America’s most important infrastructure is also our most vulnerable–the electric grid.
Without electricity, there is no water or sewage service, vast amounts of food go bad, and modern life comes to a halt. Chaos ensues.
The electric grid faces two formidable challenges. Like other infrastructure, much of it is old and needs to be replaced. The average age of transmission infrastructure in the United States is 40 years old, with 25 percent of the grid at least 50 years old.
Second, the electric grid is literally on the screens of foreign adversaries (e.g., China, Russia, and Iran) who have been attacking it. They are also developing new and more penetrating techniques to bring it down at will via cyberattacks.
“Our adversaries and strategic competitors will increasingly use cyber capabilities – including cyber espionage, attack, and influence – to seek political, economic, and military advantage over the United States and its allies and partners,” said Dan Coats, former Director of National Intelligence, during Senate testimony in January 2019.
The wave of warnings has continued in reports from government agencies and others.
One of the most recent, a March 2021 report from the independent Government Accountability Office warned: “The U.S. grid’s distribution systems – which carry electricity from transmission systems to consumers and are regulated primarily by states – are increasingly at risk from cyberattacks. Distribution systems are growing more vulnerable, in part because their industrial control systems increasingly allow remote access and connect to business networks.”
Fixing this complex problem is much harder than doling out large amounts of pork barrel spending. The private sector owns and needs to make major investments in large segments of the grid. That should be encouraged.
There needs to be enhanced reporting requirements about cyber events and violations so that all electric utilities can better guard against intrusions.

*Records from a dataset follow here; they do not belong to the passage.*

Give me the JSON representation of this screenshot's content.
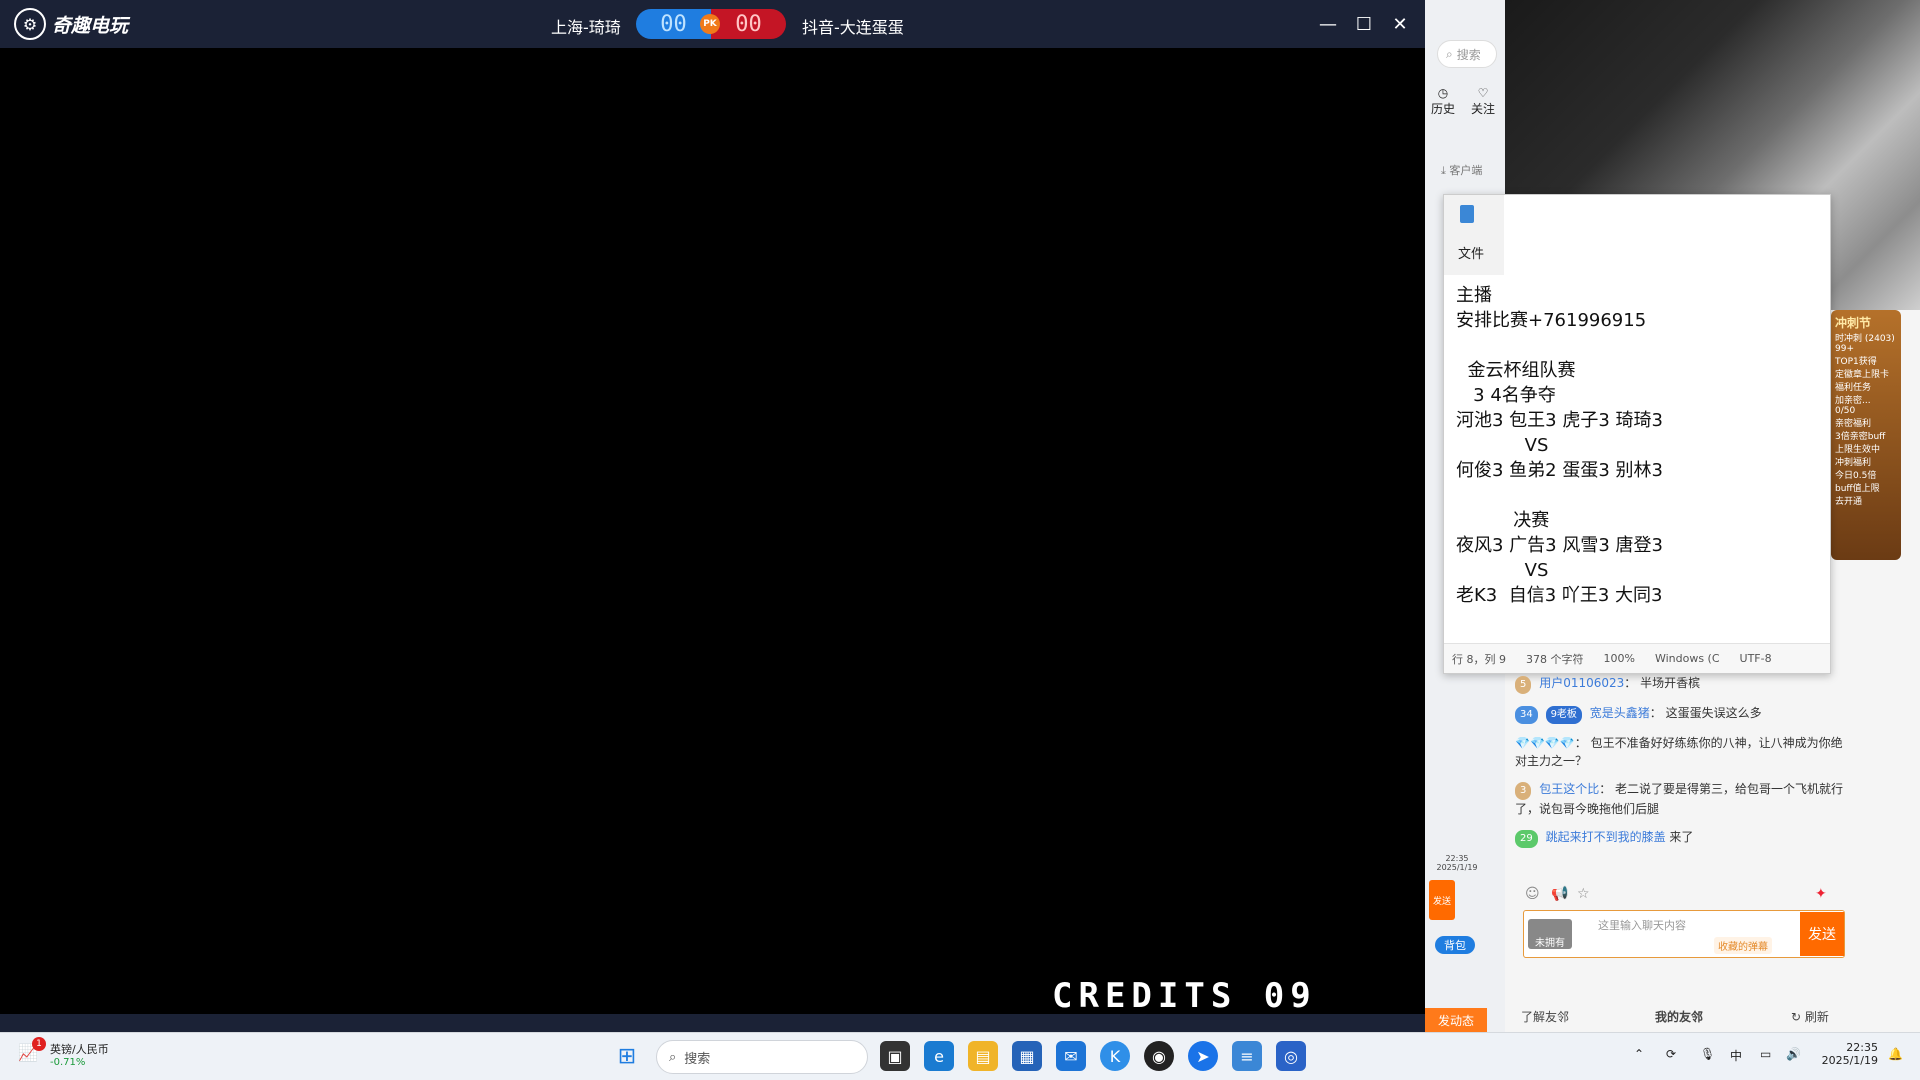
{
  "game_window": {
    "brand": "奇趣电玩",
    "player_left": "上海-琦琦",
    "score_left": "00",
    "pk_label": "PK",
    "score_right": "00",
    "player_right": "抖音-大连蛋蛋",
    "credits": "CREDITS 09",
    "controls": {
      "minimize": "—",
      "maximize": "☐",
      "close": "✕"
    }
  },
  "browser": {
    "search_placeholder": "搜索",
    "nav": [
      {
        "label": "历史",
        "icon": "clock-icon"
      },
      {
        "label": "关注",
        "icon": "heart-icon"
      }
    ],
    "client_label": "客户端"
  },
  "notepad": {
    "menu_file": "文件",
    "text": "主播\n安排比赛+761996915\n\n  金云杯组队赛\n   3 4名争夺\n河池3 包王3 虎子3 琦琦3\n            VS\n何俊3 鱼弟2 蛋蛋3 别林3\n\n          决赛\n夜风3 广告3 风雪3 唐登3\n            VS\n老K3  自信3 吖王3 大同3",
    "status": {
      "position": "行 8，列 9",
      "chars": "378 个字符",
      "zoom": "100%",
      "eol": "Windows (C",
      "encoding": "UTF-8"
    }
  },
  "chat": {
    "messages": [
      {
        "level": "5",
        "user": "用户01106023",
        "text": "半场开香槟"
      },
      {
        "level": "34",
        "badge": "9老板",
        "user": "宽是头鑫猪",
        "text": "这蛋蛋失误这么多"
      },
      {
        "level": "",
        "user": "💎💎💎💎",
        "text": "包王不准备好好练练你的八神，让八神成为你绝对主力之一？"
      },
      {
        "level": "3",
        "user": "包王这个比",
        "text": "老二说了要是得第三，给包哥一个飞机就行了，说包哥今晚拖他们后腿"
      },
      {
        "level": "29",
        "user": "跳起来打不到我的膝盖",
        "text": "来了"
      }
    ],
    "input_placeholder": "这里输入聊天内容",
    "danmu_label": "收藏的弹幕",
    "not_owned": "未拥有",
    "send": "发送",
    "bag": "背包",
    "friends_learn": "了解友邻",
    "friends_my": "我的友邻",
    "friends_refresh": "刷新",
    "dynamic": "发动态"
  },
  "promo": {
    "title": "冲刺节",
    "lines": [
      "时冲刺 (2403)",
      "99+",
      "TOP1获得",
      "定徽章上限卡",
      "福利任务",
      "加亲密...",
      "0/50",
      "亲密福利",
      "3倍亲密buff",
      "上限生效中",
      "冲刺福利",
      "今日0.5倍",
      "buff值上限",
      "去开通"
    ]
  },
  "taskbar": {
    "stock_name": "英镑/人民币",
    "stock_change": "-0.71%",
    "stock_badge": "1",
    "search": "搜索",
    "ime": "中",
    "time": "22:35",
    "date": "2025/1/19",
    "mini_time": "22:35",
    "mini_date": "2025/1/19"
  }
}
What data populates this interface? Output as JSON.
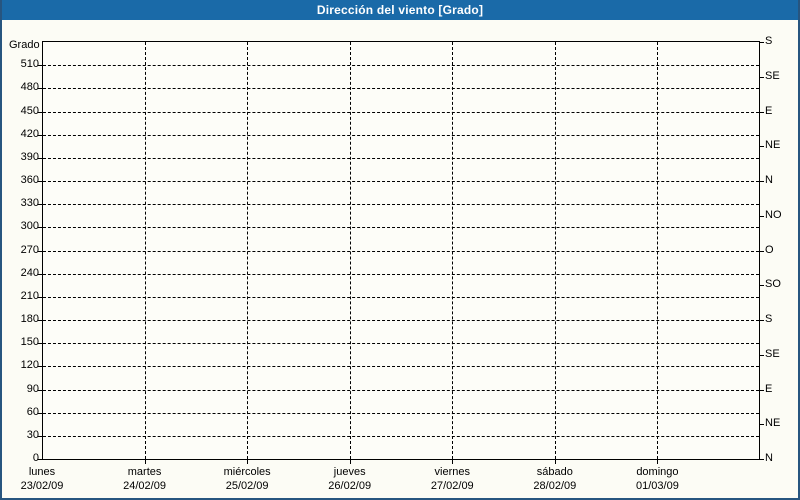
{
  "window": {
    "title": "Dirección del viento [Grado]"
  },
  "colors": {
    "title_bar": "#1a6aa8",
    "frame_border": "#27557f",
    "background": "#fcfcf5",
    "grid": "#000000",
    "text": "#000000",
    "title_text": "#ffffff"
  },
  "chart_data": {
    "type": "line",
    "title": "Dirección del viento [Grado]",
    "ylabel": "Grado",
    "xlabel": "",
    "ylim": [
      0,
      540
    ],
    "grid": true,
    "gridline_style": "dashed",
    "y_tick_step_left": 30,
    "y_ticks_left": [
      0,
      30,
      60,
      90,
      120,
      150,
      180,
      210,
      240,
      270,
      300,
      330,
      360,
      390,
      420,
      450,
      480,
      510
    ],
    "y_tick_step_right_deg": 45,
    "y_ticks_right": [
      {
        "deg": 0,
        "label": "N"
      },
      {
        "deg": 45,
        "label": "NE"
      },
      {
        "deg": 90,
        "label": "E"
      },
      {
        "deg": 135,
        "label": "SE"
      },
      {
        "deg": 180,
        "label": "S"
      },
      {
        "deg": 225,
        "label": "SO"
      },
      {
        "deg": 270,
        "label": "O"
      },
      {
        "deg": 315,
        "label": "NO"
      },
      {
        "deg": 360,
        "label": "N"
      },
      {
        "deg": 405,
        "label": "NE"
      },
      {
        "deg": 450,
        "label": "E"
      },
      {
        "deg": 495,
        "label": "SE"
      },
      {
        "deg": 540,
        "label": "S"
      }
    ],
    "x_categories": [
      {
        "day": "lunes",
        "date": "23/02/09"
      },
      {
        "day": "martes",
        "date": "24/02/09"
      },
      {
        "day": "miércoles",
        "date": "25/02/09"
      },
      {
        "day": "jueves",
        "date": "26/02/09"
      },
      {
        "day": "viernes",
        "date": "27/02/09"
      },
      {
        "day": "sábado",
        "date": "28/02/09"
      },
      {
        "day": "domingo",
        "date": "01/03/09"
      }
    ],
    "series": []
  }
}
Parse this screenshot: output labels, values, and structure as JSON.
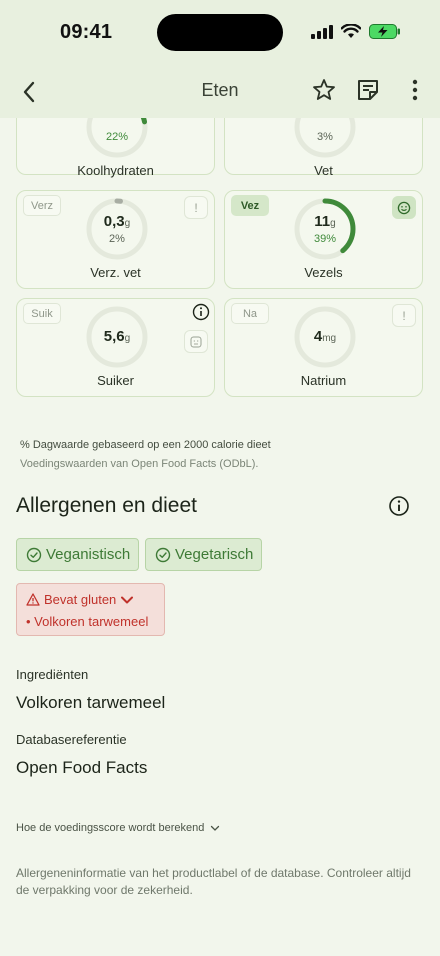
{
  "status": {
    "time": "09:41",
    "signal_icon": "signal-icon",
    "wifi_icon": "wifi-icon",
    "battery_icon": "battery-charging-icon"
  },
  "nav": {
    "title": "Eten",
    "back_icon": "chevron-left-icon",
    "star_icon": "star-icon",
    "notes_icon": "notes-icon",
    "more_icon": "more-vertical-icon"
  },
  "nutrients": [
    {
      "tag": "",
      "value": "",
      "unit": "",
      "percent": "22%",
      "label": "Koolhydraten",
      "fill": 0.22
    },
    {
      "tag": "",
      "value": "",
      "unit": "",
      "percent": "3%",
      "label": "Vet",
      "fill": 0.03
    },
    {
      "tag": "Verz",
      "value": "0,3",
      "unit": "g",
      "percent": "2%",
      "label": "Verz. vet",
      "fill": 0.02,
      "badge": "!"
    },
    {
      "tag": "Vez",
      "value": "11",
      "unit": "g",
      "percent": "39%",
      "label": "Vezels",
      "fill": 0.39,
      "badge_icon": "smiley-icon"
    },
    {
      "tag": "Suik",
      "value": "5,6",
      "unit": "g",
      "percent": "",
      "label": "Suiker",
      "fill": 0,
      "badge_icon": "square-face-icon"
    },
    {
      "tag": "Na",
      "value": "4",
      "unit": "mg",
      "percent": "",
      "label": "Natrium",
      "fill": 0,
      "badge": "!"
    }
  ],
  "notes": {
    "daily_value": "% Dagwaarde gebaseerd op een 2000 calorie dieet",
    "source": "Voedingswaarden van Open Food Facts (ODbL)."
  },
  "allergens": {
    "title": "Allergenen en dieet",
    "chips": [
      "Veganistisch",
      "Vegetarisch"
    ],
    "warning": {
      "title": "Bevat gluten",
      "items": [
        "• Volkoren tarwemeel"
      ]
    }
  },
  "ingredients": {
    "label": "Ingrediënten",
    "value": "Volkoren tarwemeel"
  },
  "database": {
    "label": "Databasereferentie",
    "value": "Open Food Facts"
  },
  "disclosure": "Hoe de voedingsscore wordt berekend",
  "disclaimer": "Allergeneninformatie van het productlabel of de database. Controleer altijd de verpakking voor de zekerheid.",
  "colors": {
    "accent_green": "#3f8a3a",
    "ring_track": "#e4e9dc",
    "warning_red": "#c0322b"
  }
}
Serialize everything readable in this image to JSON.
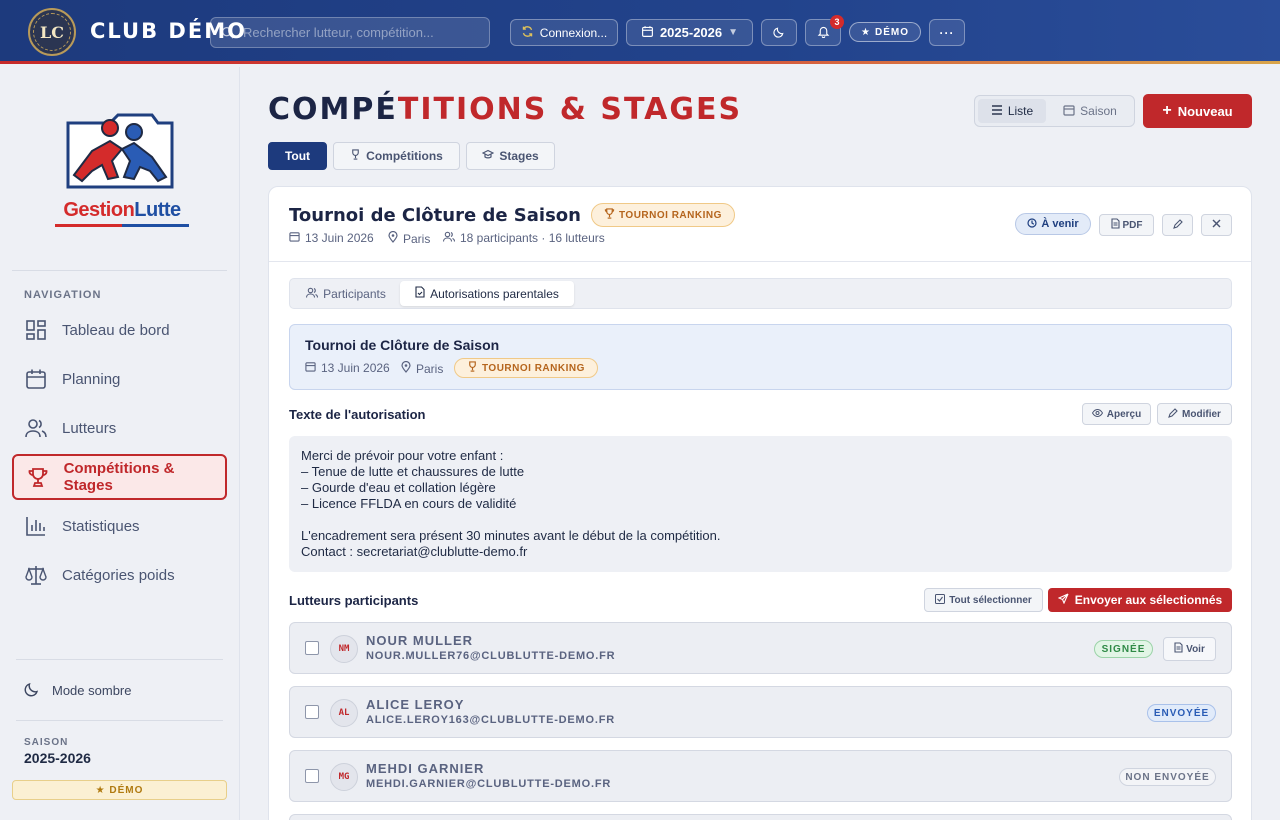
{
  "topbar": {
    "logo_initials": "LC",
    "app_title": "CLUB DÉMO",
    "search_placeholder": "Rechercher lutteur, compétition...",
    "connection_label": "Connexion...",
    "season_label": "2025-2026",
    "notif_count": "3",
    "demo_label": "DÉMO"
  },
  "sidebar": {
    "brand_g": "Gestion",
    "brand_l": "Lutte",
    "nav_title": "NAVIGATION",
    "items": [
      {
        "label": "Tableau de bord",
        "icon": "dashboard-icon"
      },
      {
        "label": "Planning",
        "icon": "calendar-icon"
      },
      {
        "label": "Lutteurs",
        "icon": "users-icon"
      },
      {
        "label": "Compétitions & Stages",
        "icon": "trophy-icon",
        "active": true
      },
      {
        "label": "Statistiques",
        "icon": "bar-chart-icon"
      },
      {
        "label": "Catégories poids",
        "icon": "scale-icon"
      }
    ],
    "dark_mode_label": "Mode sombre",
    "season_title": "SAISON",
    "season_value": "2025-2026",
    "demo_label": "★ DÉMO"
  },
  "main": {
    "title_part1": "COMPÉ",
    "title_part2": "TITIONS & STAGES",
    "view_list": "Liste",
    "view_season": "Saison",
    "new_button": "Nouveau",
    "filters": [
      "Tout",
      "Compétitions",
      "Stages"
    ]
  },
  "competition": {
    "title": "Tournoi de Clôture de Saison",
    "type_badge": "TOURNOI RANKING",
    "date": "13 Juin 2026",
    "location": "Paris",
    "participants": "18 participants · 16 lutteurs",
    "status": "À venir",
    "pdf_label": "PDF",
    "tabs": [
      "Participants",
      "Autorisations parentales"
    ],
    "info_title": "Tournoi de Clôture de Saison",
    "auth_section_title": "Texte de l'autorisation",
    "preview_label": "Aperçu",
    "edit_label": "Modifier",
    "auth_text": "Merci de prévoir pour votre enfant :\n– Tenue de lutte et chaussures de lutte\n– Gourde d'eau et collation légère\n– Licence FFLDA en cours de validité\n\nL'encadrement sera présent 30 minutes avant le début de la compétition.\nContact : secretariat@clublutte-demo.fr",
    "wrestlers_title": "Lutteurs participants",
    "select_all_label": "Tout sélectionner",
    "send_label": "Envoyer aux sélectionnés",
    "wrestlers": [
      {
        "initials": "NM",
        "name": "NOUR MULLER",
        "email": "NOUR.MULLER76@CLUBLUTTE-DEMO.FR",
        "status": "SIGNÉE",
        "view": "Voir"
      },
      {
        "initials": "AL",
        "name": "ALICE LEROY",
        "email": "ALICE.LEROY163@CLUBLUTTE-DEMO.FR",
        "status": "ENVOYÉE"
      },
      {
        "initials": "MG",
        "name": "MEHDI GARNIER",
        "email": "MEHDI.GARNIER@CLUBLUTTE-DEMO.FR",
        "status": "NON ENVOYÉE"
      }
    ]
  }
}
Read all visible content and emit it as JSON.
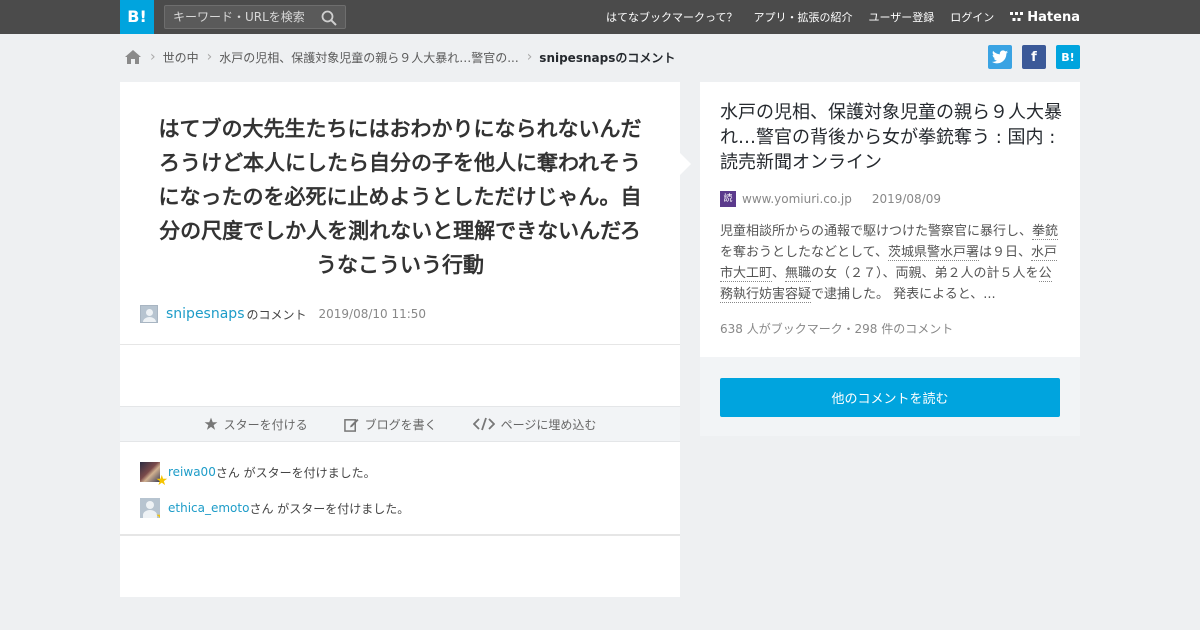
{
  "header": {
    "logo_text": "B!",
    "search_placeholder": "キーワード・URLを検索",
    "nav": {
      "about": "はてなブックマークって？",
      "apps": "アプリ・拡張の紹介",
      "register": "ユーザー登録",
      "login": "ログイン",
      "hatena": "Hatena"
    }
  },
  "breadcrumb": {
    "category": "世の中",
    "entry": "水戸の児相、保護対象児童の親ら９人大暴れ…警官の...",
    "current": "snipesnapsのコメント"
  },
  "share": {
    "twitter_glyph": "t",
    "facebook_glyph": "f",
    "hatena_glyph": "B!"
  },
  "comment": {
    "text": "はてブの大先生たちにはおわかりになられないんだろうけど本人にしたら自分の子を他人に奪われそうになったのを必死に止めようとしただけじゃん。自分の尺度でしか人を測れないと理解できないんだろうなこういう行動",
    "username": "snipesnaps",
    "username_suffix": "のコメント",
    "date": "2019/08/10 11:50"
  },
  "actions": {
    "star": "スターを付ける",
    "blog": "ブログを書く",
    "embed": "ページに埋め込む"
  },
  "stars": [
    {
      "user": "reiwa00",
      "text": "さん がスターを付けました。"
    },
    {
      "user": "ethica_emoto",
      "text": "さん がスターを付けました。"
    }
  ],
  "entry": {
    "title": "水戸の児相、保護対象児童の親ら９人大暴れ…警官の背後から女が拳銃奪う : 国内 : 読売新聞オンライン",
    "favicon_text": "読",
    "domain": "www.yomiuri.co.jp",
    "date": "2019/08/09",
    "summary": {
      "p1": "児童相談所からの通報で駆けつけた警察官に暴行し、",
      "k1": "拳銃",
      "p2": "を奪おうとしたなどとして、",
      "k2": "茨城県警水戸署",
      "p3": "は９日、",
      "k3": "水戸市大工町",
      "p4": "、",
      "k4": "無職",
      "p5": "の女（２７）、両親、弟２人の計５人を",
      "k5": "公務執行妨害容疑",
      "p6": "で逮捕した。 発表によると、..."
    },
    "counts": "638 人がブックマーク・298 件のコメント",
    "read_button": "他のコメントを読む"
  },
  "colors": {
    "accent": "#00a4de",
    "link": "#1d9cc8",
    "star": "#f5c400",
    "topbar": "#4b4b4b"
  }
}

Public-private cooperation is also imperative. As nation-states attack individual utilities, the full support of America’s government and tech sector needs to be available to stop dangerous attacks before they cascade into widespread outages that could lead to electricity losses for weeks or even months.
The Biden and Trump administrations have placed added emphasis on electric grid cybersecurity. The Biden administration has included a funding increase for the Cybersecurity and Infrastructure Agency and is looking to strengthen Department of Energy cybersecurity programs over the next 100 days.
With a robust information technology industry, the United States has the capability to fight cyberattacks and stay ahead of developments. This cyber-fighting expertise includes world-class companies such as Raytheon Technologies, Forescout, and Sierra Nevada Corporation.
There is strong bipartisan support for strengthening cybersecurity. State governments can also play a role in protecting the grid, according to an April paper published by the National Governors Association. The GAO report also outlines vulnerabilities that can best be addressed by states.
Unlike with bridges, roads, or sewers, keeping the electric grid secure requires continuous, perennial work.
In the years ahead, it will be important for electric utilities to make fuller disclosures to their investors and regulators about cyber vulnerabilities. Credit rating agencies should also weigh in on this as they evaluate creditworthiness.
This is essential as both a preventative measure and to ensure that the taxpayers will not be on the hook when there is a catastrophic grid outage requiring hundreds of billions of dollars to fix.
The challenges to the electric grid are serious, dangerous, and growing. Through ongoing resolve and commitment, we will be able to not only preserve but improve the electric grid, our most vital form of infrastructure for modern living.